After the show Diamond spoken highly of the crowd, and the facility. ''It's always exciting to play a new building, and this is a terrific building,'' he said through his publicist, Sherrie Levy. ''The sound is fabulous ... But best of all the audience in Grand Rapids knows how to have a good time.''
He was stretching it a bit. Though pockets of fans seemed to be on their feet and dancing to nearly ever song, the crowd was way too relaxed for such a huge event. Some of it was because of Diamond, who performed in-the-round and saved the showstoppers for late in the show.
But mainly, the audience members seemed a little overwhelmed by the experience. When you think about it, though, who could blame them?
It seems odd to finally have such an impressive facility in Grand Rapids.
As the evening progressed, the crowd -- and Diamond, too -- started to have some fun.
About five songs into his 25-song set, he challenged the crowd to dance and get some ''nerve'' on Cherry Cherry. They did. And Diamond thanked them with outstretched arms and hand-blown kisses.
Beautiful Noise, the title cut off his million-selling album (from 1976), followed, and Diamond got the party grooving. But then he slowed it down, playing Play Me, Kentucky Woman, and five songs from his current album, the Nashville-recorded and country music influenced Tennessee Moon.
Though the newer songs indicate a change of direction, the older songs are what fans paid $36 a ticket to hear. Some of the songs were intriguing, especially Everybody, a song written by the father-song team of Neil and Jesse Diamond. But it slowed the pace down too much.
The rest of the night? Diamond let the hits e his co-pilot, leaving no question why he remains one of the most successful acts on the road some 30 years after cutting his first record.
Forever in Blue Jeans, Song Sung Blue, Shilo, Love on the Rock, Desiree, and a remarkably decent version of You Don't Bring Me Flowers (with backup singer Linda Press filling in for Barbra Streisand) all led many back on nostalgic trips back to childhood, high school, and college days.
Though Diamond's voice has lost some of its luster from years of touring, he still delivered with genuine emotion.
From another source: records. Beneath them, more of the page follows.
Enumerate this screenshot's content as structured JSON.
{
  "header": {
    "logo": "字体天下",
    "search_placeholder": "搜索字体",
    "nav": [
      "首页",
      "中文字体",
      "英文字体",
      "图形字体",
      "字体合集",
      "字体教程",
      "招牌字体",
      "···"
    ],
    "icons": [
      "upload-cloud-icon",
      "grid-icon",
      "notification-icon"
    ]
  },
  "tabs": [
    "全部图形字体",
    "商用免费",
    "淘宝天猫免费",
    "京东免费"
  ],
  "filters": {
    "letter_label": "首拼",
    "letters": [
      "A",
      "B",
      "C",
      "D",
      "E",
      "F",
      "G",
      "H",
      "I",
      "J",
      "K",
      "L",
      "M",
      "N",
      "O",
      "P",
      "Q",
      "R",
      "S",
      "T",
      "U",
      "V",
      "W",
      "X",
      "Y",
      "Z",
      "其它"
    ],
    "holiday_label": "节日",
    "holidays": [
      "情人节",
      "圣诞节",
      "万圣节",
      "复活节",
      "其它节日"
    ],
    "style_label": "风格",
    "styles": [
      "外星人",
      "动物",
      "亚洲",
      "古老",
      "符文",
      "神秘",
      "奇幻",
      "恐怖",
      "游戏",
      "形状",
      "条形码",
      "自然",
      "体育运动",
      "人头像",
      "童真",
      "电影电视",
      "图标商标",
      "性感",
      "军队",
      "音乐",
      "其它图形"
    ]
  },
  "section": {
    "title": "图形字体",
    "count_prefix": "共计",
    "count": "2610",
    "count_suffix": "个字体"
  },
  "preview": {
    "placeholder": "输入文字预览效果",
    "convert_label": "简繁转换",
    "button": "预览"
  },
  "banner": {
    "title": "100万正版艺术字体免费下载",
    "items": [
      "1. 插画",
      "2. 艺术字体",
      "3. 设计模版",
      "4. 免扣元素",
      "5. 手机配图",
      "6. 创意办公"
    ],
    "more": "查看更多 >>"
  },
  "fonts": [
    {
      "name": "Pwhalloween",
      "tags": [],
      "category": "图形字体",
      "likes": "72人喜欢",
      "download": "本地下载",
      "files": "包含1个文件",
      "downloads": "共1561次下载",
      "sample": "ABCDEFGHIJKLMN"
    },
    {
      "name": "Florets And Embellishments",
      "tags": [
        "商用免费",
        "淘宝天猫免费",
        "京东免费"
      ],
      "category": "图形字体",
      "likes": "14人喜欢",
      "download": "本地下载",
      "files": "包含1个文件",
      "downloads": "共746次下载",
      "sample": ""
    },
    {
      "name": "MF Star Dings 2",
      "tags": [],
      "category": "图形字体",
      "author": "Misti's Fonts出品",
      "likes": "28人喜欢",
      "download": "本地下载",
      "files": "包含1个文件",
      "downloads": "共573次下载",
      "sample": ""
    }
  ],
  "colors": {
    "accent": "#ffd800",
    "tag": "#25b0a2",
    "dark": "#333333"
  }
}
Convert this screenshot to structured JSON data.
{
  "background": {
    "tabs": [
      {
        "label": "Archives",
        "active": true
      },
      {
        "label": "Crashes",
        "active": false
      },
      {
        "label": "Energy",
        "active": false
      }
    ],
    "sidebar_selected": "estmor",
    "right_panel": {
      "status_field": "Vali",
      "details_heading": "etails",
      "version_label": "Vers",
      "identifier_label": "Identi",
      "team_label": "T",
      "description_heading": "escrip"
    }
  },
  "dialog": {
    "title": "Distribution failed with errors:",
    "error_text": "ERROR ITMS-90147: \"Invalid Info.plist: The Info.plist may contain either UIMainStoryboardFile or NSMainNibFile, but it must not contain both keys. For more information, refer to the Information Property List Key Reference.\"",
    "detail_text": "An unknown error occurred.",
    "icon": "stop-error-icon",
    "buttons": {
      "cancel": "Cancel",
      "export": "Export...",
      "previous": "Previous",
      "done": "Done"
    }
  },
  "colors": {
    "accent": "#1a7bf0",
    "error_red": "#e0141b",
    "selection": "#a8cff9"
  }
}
At times some of the emotion seemed a little forced -- especially when he grimaced on a note or smiled after a tune -- but that's Neil Diamond, the expert showman who is good even on an off night.
Closing his regular set with the crowd-pleasing America (audience members ''oohed'' when four American flags were dropped into view from the lighting rig above Diamond), the singer said, ''Thank You Grand Rapids.'' (Talk about something that seemed odd.)
Diamond stood silently near the lip of the stage and waited for applause to build, and mouthed to the audience: ''OK, we'll do one more.''
Audience members screamed loudly when he dusted off Cracklin Rosie followed by Sweet Caroline and ending the arena's first full-length concert with Brother Love's Traveling Salvation /Show.
As for Neil Diamond's traveling show, in Grand Rapids it was a hit.